Chris Suprun is a paramedic from Dallas, Texas. A Republican member of the Electoral College, he has previously voiced his support for PEOTUS and poorly dressed meatball Donald Trump. In the last month, however, Suprun has changed his mind.
On Monday, the New York Times reports, Suprun announced that he would no longer cast his ballot—one of Texas’s 38 electoral votes—for Trump. He declares, succinctly, “I am here to elect a president, not a king.”
A number of factors have influenced this elector to change his vote. Trump’s flagrant attacks on the First Amendment and the electoral process, together with his defiant continued pursuit of business interests, were paramount in the decision.
“I was told if we elected Donald Trump he would transform his personality into being presidential. He isn’t,” Suprun told the Times. “I wanted him to be presidential, but since the election he hasn’t grown into our institution, he’s attacked them.”
One wonders at the vastness of transformation necessary to reform someone who has bragged about sexually assaulting women, does not comprehend the first thing about being president (or human), and fusses on Twitter about his portrayal on Saturday Night Live. Perhaps Suprun and some of Trump’s other disappointed supporters assumed the president-elect would undergo personality modification. Or worse: that Trump was not really who he said he was over and over and over again.
In any case, Suprun now hopes that other Texas electors will rebel as he has. But before you scoop your shattered hopes from the dustbin, know that Suprun will not vote—or encourage others to vote—for Hillary Clinton. Rather, he is contemplating Ohio governor John Kasich.

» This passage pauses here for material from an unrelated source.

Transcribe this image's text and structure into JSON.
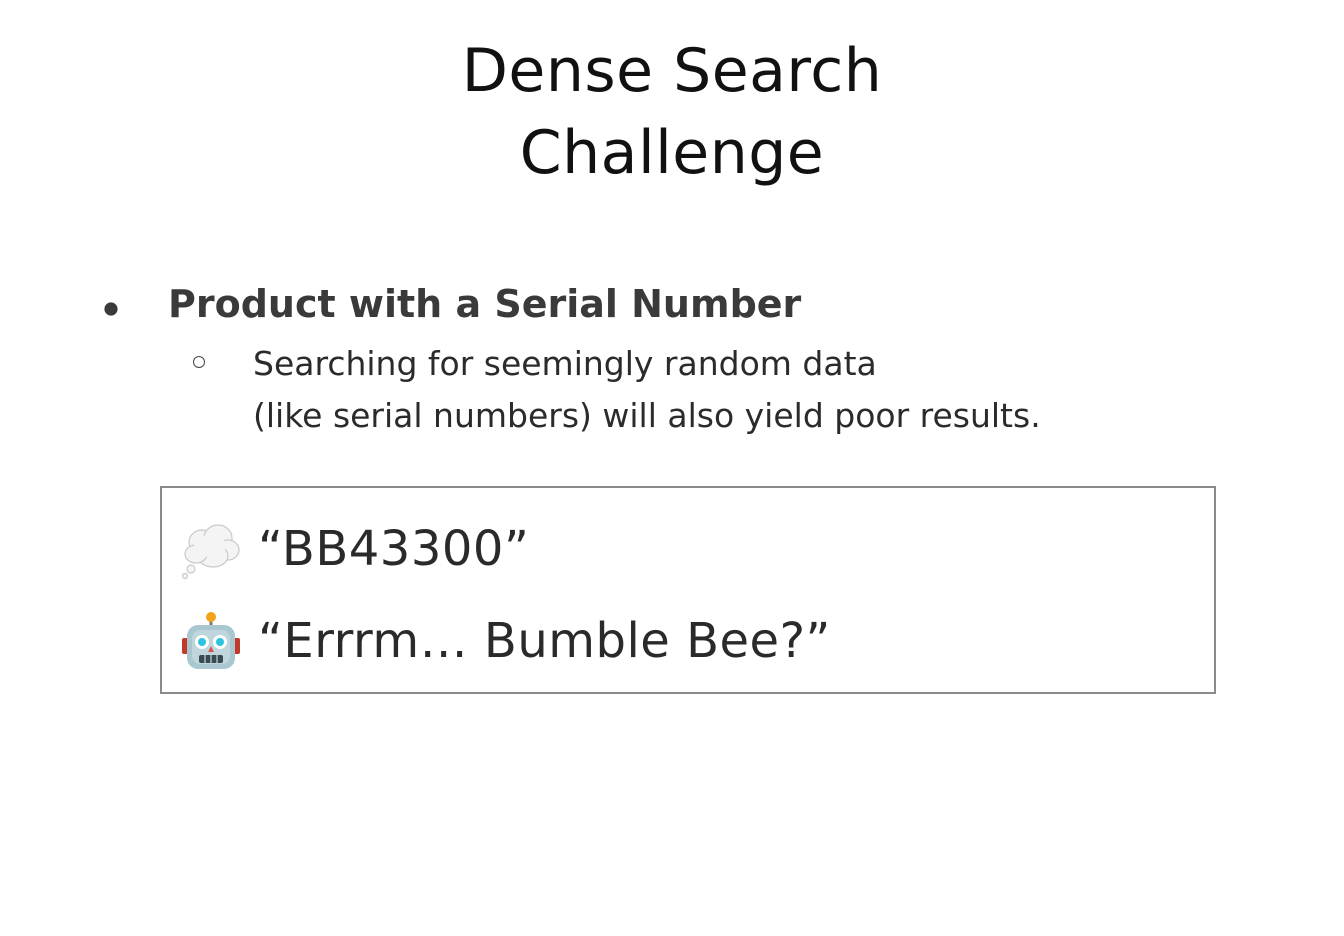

Ultimately, he explains, “I’m looking for someone we can all unify behind.”
At this summer’s state Republican convention, Suprun and the other electors pledged in writing to vote for the party nominee. However, that pledge is not legally binding, and Texas law does not require that electors cast votes according to the state’s results. So Suprun and his fellow electors are at liberty to vote for someone else.
Yet again, we are met with election news that carries significance in a larger context but is unlikely to shift the outcome. Though we wail and gnash our teeth, Trump will almost certainly be inaugurated on January 20. But it’s important that Suprun has publicized his intention not to vote for president-elect. He knows this is the case as well, even if it means contending with Trumpeter wrath.

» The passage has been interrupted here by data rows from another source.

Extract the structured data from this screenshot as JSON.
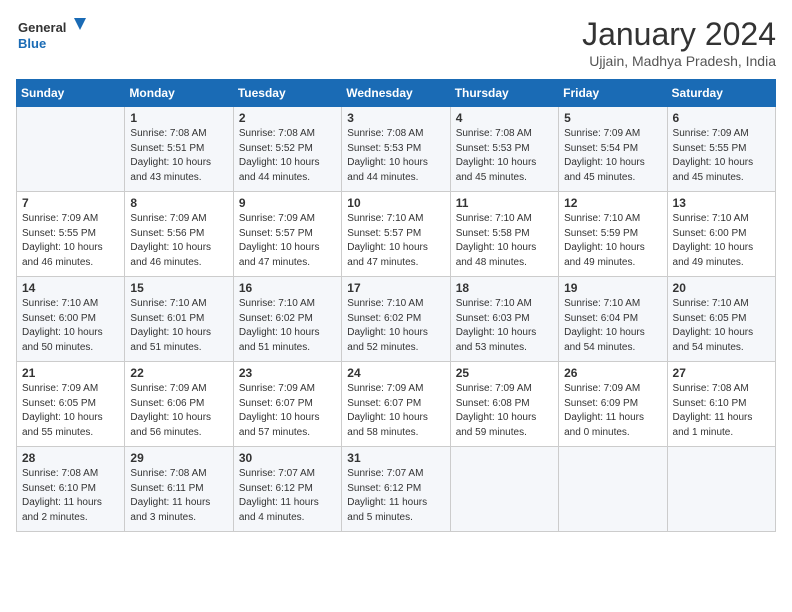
{
  "logo": {
    "line1": "General",
    "line2": "Blue"
  },
  "title": "January 2024",
  "location": "Ujjain, Madhya Pradesh, India",
  "weekdays": [
    "Sunday",
    "Monday",
    "Tuesday",
    "Wednesday",
    "Thursday",
    "Friday",
    "Saturday"
  ],
  "weeks": [
    [
      {
        "num": "",
        "info": ""
      },
      {
        "num": "1",
        "info": "Sunrise: 7:08 AM\nSunset: 5:51 PM\nDaylight: 10 hours\nand 43 minutes."
      },
      {
        "num": "2",
        "info": "Sunrise: 7:08 AM\nSunset: 5:52 PM\nDaylight: 10 hours\nand 44 minutes."
      },
      {
        "num": "3",
        "info": "Sunrise: 7:08 AM\nSunset: 5:53 PM\nDaylight: 10 hours\nand 44 minutes."
      },
      {
        "num": "4",
        "info": "Sunrise: 7:08 AM\nSunset: 5:53 PM\nDaylight: 10 hours\nand 45 minutes."
      },
      {
        "num": "5",
        "info": "Sunrise: 7:09 AM\nSunset: 5:54 PM\nDaylight: 10 hours\nand 45 minutes."
      },
      {
        "num": "6",
        "info": "Sunrise: 7:09 AM\nSunset: 5:55 PM\nDaylight: 10 hours\nand 45 minutes."
      }
    ],
    [
      {
        "num": "7",
        "info": "Sunrise: 7:09 AM\nSunset: 5:55 PM\nDaylight: 10 hours\nand 46 minutes."
      },
      {
        "num": "8",
        "info": "Sunrise: 7:09 AM\nSunset: 5:56 PM\nDaylight: 10 hours\nand 46 minutes."
      },
      {
        "num": "9",
        "info": "Sunrise: 7:09 AM\nSunset: 5:57 PM\nDaylight: 10 hours\nand 47 minutes."
      },
      {
        "num": "10",
        "info": "Sunrise: 7:10 AM\nSunset: 5:57 PM\nDaylight: 10 hours\nand 47 minutes."
      },
      {
        "num": "11",
        "info": "Sunrise: 7:10 AM\nSunset: 5:58 PM\nDaylight: 10 hours\nand 48 minutes."
      },
      {
        "num": "12",
        "info": "Sunrise: 7:10 AM\nSunset: 5:59 PM\nDaylight: 10 hours\nand 49 minutes."
      },
      {
        "num": "13",
        "info": "Sunrise: 7:10 AM\nSunset: 6:00 PM\nDaylight: 10 hours\nand 49 minutes."
      }
    ],
    [
      {
        "num": "14",
        "info": "Sunrise: 7:10 AM\nSunset: 6:00 PM\nDaylight: 10 hours\nand 50 minutes."
      },
      {
        "num": "15",
        "info": "Sunrise: 7:10 AM\nSunset: 6:01 PM\nDaylight: 10 hours\nand 51 minutes."
      },
      {
        "num": "16",
        "info": "Sunrise: 7:10 AM\nSunset: 6:02 PM\nDaylight: 10 hours\nand 51 minutes."
      },
      {
        "num": "17",
        "info": "Sunrise: 7:10 AM\nSunset: 6:02 PM\nDaylight: 10 hours\nand 52 minutes."
      },
      {
        "num": "18",
        "info": "Sunrise: 7:10 AM\nSunset: 6:03 PM\nDaylight: 10 hours\nand 53 minutes."
      },
      {
        "num": "19",
        "info": "Sunrise: 7:10 AM\nSunset: 6:04 PM\nDaylight: 10 hours\nand 54 minutes."
      },
      {
        "num": "20",
        "info": "Sunrise: 7:10 AM\nSunset: 6:05 PM\nDaylight: 10 hours\nand 54 minutes."
      }
    ],
    [
      {
        "num": "21",
        "info": "Sunrise: 7:09 AM\nSunset: 6:05 PM\nDaylight: 10 hours\nand 55 minutes."
      },
      {
        "num": "22",
        "info": "Sunrise: 7:09 AM\nSunset: 6:06 PM\nDaylight: 10 hours\nand 56 minutes."
      },
      {
        "num": "23",
        "info": "Sunrise: 7:09 AM\nSunset: 6:07 PM\nDaylight: 10 hours\nand 57 minutes."
      },
      {
        "num": "24",
        "info": "Sunrise: 7:09 AM\nSunset: 6:07 PM\nDaylight: 10 hours\nand 58 minutes."
      },
      {
        "num": "25",
        "info": "Sunrise: 7:09 AM\nSunset: 6:08 PM\nDaylight: 10 hours\nand 59 minutes."
      },
      {
        "num": "26",
        "info": "Sunrise: 7:09 AM\nSunset: 6:09 PM\nDaylight: 11 hours\nand 0 minutes."
      },
      {
        "num": "27",
        "info": "Sunrise: 7:08 AM\nSunset: 6:10 PM\nDaylight: 11 hours\nand 1 minute."
      }
    ],
    [
      {
        "num": "28",
        "info": "Sunrise: 7:08 AM\nSunset: 6:10 PM\nDaylight: 11 hours\nand 2 minutes."
      },
      {
        "num": "29",
        "info": "Sunrise: 7:08 AM\nSunset: 6:11 PM\nDaylight: 11 hours\nand 3 minutes."
      },
      {
        "num": "30",
        "info": "Sunrise: 7:07 AM\nSunset: 6:12 PM\nDaylight: 11 hours\nand 4 minutes."
      },
      {
        "num": "31",
        "info": "Sunrise: 7:07 AM\nSunset: 6:12 PM\nDaylight: 11 hours\nand 5 minutes."
      },
      {
        "num": "",
        "info": ""
      },
      {
        "num": "",
        "info": ""
      },
      {
        "num": "",
        "info": ""
      }
    ]
  ]
}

“I’m expecting backlash, but that has been par for the course this campaign,” says Suprun. “People are unhappy. They’re angry. But I’m angry too.”

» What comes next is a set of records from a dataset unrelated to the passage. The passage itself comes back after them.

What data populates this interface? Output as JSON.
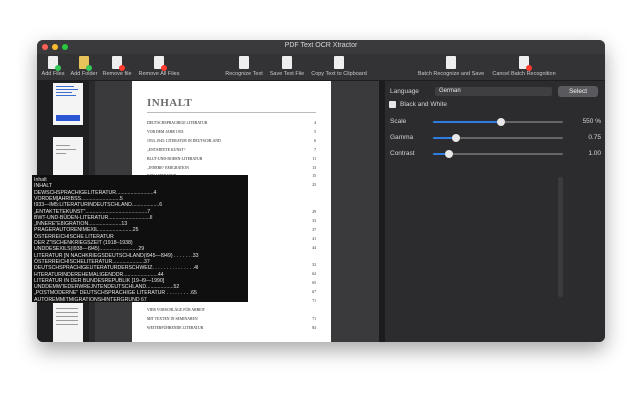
{
  "window": {
    "title": "PDF Text OCR Xtractor"
  },
  "colors": {
    "accent": "#2f7de1",
    "selection": "#2a56d6",
    "red": "#ff5f57",
    "yellow": "#febc2e",
    "green": "#28c840"
  },
  "toolbar": {
    "add_files": "Add Files",
    "add_folder": "Add Folder",
    "remove_file": "Remove file",
    "remove_all_files": "Remove All Files",
    "recognize_text": "Recognize Text",
    "save_text_file": "Save Text File",
    "copy_to_clipboard": "Copy Text to Clipboard",
    "batch_recognize_save": "Batch Recognize and Save",
    "cancel_batch": "Cancel Batch Recognition"
  },
  "document": {
    "heading": "INHALT",
    "toc": [
      {
        "t": "DEUTSCHSPRACHIGE LITERATUR",
        "p": "4"
      },
      {
        "t": "VOR DEM JAHR 1933",
        "p": "5"
      },
      {
        "t": "1933–1945: LITERATUR IN DEUTSCHLAND",
        "p": "6"
      },
      {
        "t": "„ENTARTETE KUNST“",
        "p": "7"
      },
      {
        "t": "BLUT-UND-BODEN-LITERATUR",
        "p": "11"
      },
      {
        "t": "„INNERE“ EMIGRATION",
        "p": "13"
      },
      {
        "t": "EXILLITERATUR",
        "p": "15"
      },
      {
        "t": "PRAGER AUTOREN IM EXIL",
        "p": "25"
      },
      {
        "t": "ÖSTERREICHISCHE LITERATUR",
        "p": ""
      },
      {
        "t": "DER ZWISCHENKRIEGSZEIT (1918–1938)",
        "p": ""
      },
      {
        "t": "UND DES EXILS (1938–1945)",
        "p": "29"
      },
      {
        "t": "LITERATUR IN NACHKRIEGSDEUTSCHLAND (1945–1949)",
        "p": "33"
      },
      {
        "t": "ÖSTERREICHISCHE LITERATUR",
        "p": "37"
      },
      {
        "t": "DEUTSCHSPRACHIGE LITERATUR DER SCHWEIZ",
        "p": "41"
      },
      {
        "t": "LITERATUR IN DER EHEMALIGEN DDR",
        "p": "44"
      },
      {
        "t": "LITERATUR IN DER BUNDESREPUBLIK (1949–1990)",
        "p": ""
      },
      {
        "t": "UND DEM WIEDERVEREINTEN DEUTSCHLAND",
        "p": "52"
      },
      {
        "t": "DRAMA UND THEATER",
        "p": "62"
      },
      {
        "t": "„POSTMODERNE“ DEUTSCHSPRACHIGE LITERATUR",
        "p": "65"
      },
      {
        "t": "AUTOREN MIT MIGRATIONSHINTERGRUND",
        "p": "67"
      },
      {
        "t": "ANHANG",
        "p": "71"
      },
      {
        "t": "VIER VORSCHLÄGE FÜR ARBEIT",
        "p": ""
      },
      {
        "t": "MIT TEXTEN IN SEMINAREN",
        "p": "71"
      },
      {
        "t": "WEITERFÜHRENDE LITERATUR",
        "p": "84"
      }
    ]
  },
  "settings": {
    "language_label": "Language",
    "language_value": "German",
    "select_button": "Select",
    "bw_label": "Black and White",
    "scale_label": "Scale",
    "scale_value": "550 %",
    "scale_level": 0.52,
    "gamma_label": "Gamma",
    "gamma_value": "0.75",
    "gamma_level": 0.18,
    "contrast_label": "Contrast",
    "contrast_value": "1.00",
    "contrast_level": 0.12
  },
  "ocr_lines": [
    "Inhalt",
    "INHALT",
    "DEWSCHSPRACHIGELITERATUR..........................4",
    "VORDEM]AHRIBSS...........................5",
    "I933—IM5:LITERATURINDEUTSCHLAND...................6",
    "„ENTAKTETEKUNST\"...........................................7",
    "BWT-UND-BÜDEN-LITERATUR.............................ll",
    "„INNERE\"E8IGRATION.......................13",
    "PRAGERAUTORENIMEXIL........................25",
    "ÖSTERREICHISCHE LITERATUR",
    "DER Z\"ISCHENKRIEGSZEIT (1918–1938)",
    "UNDDESEXILS(I938—I945)...........................29",
    "LITERATUR [N NACHKRIEGSDEUTSCHLAND(I945—I949) . . . . . . .33",
    "ÖSTERREICHISCHELITERATUR......................37",
    "DEUTSCHSPRACHIGEUTERATURDERSCHWEIZ. . . . . . . . . . . . . . .4l",
    "HTERATURINDEREHEMALIGENDDR........................44",
    "LITERATUR IN DER BUNDESREPUBLIK [19–I9—1990]",
    "UNDDEMW'IEDERWREJNTENDEUTSCHLAND...................52",
    "„POSTMODERNE\" DEUTSCHSPRACHIGE LITERATUR . . . . . . . . .65",
    "AUTOREMMITMIGRATIONSHINTERGRUND 67"
  ]
}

Read Chris Suprun’s New York Times editorial elaborating on his decision here.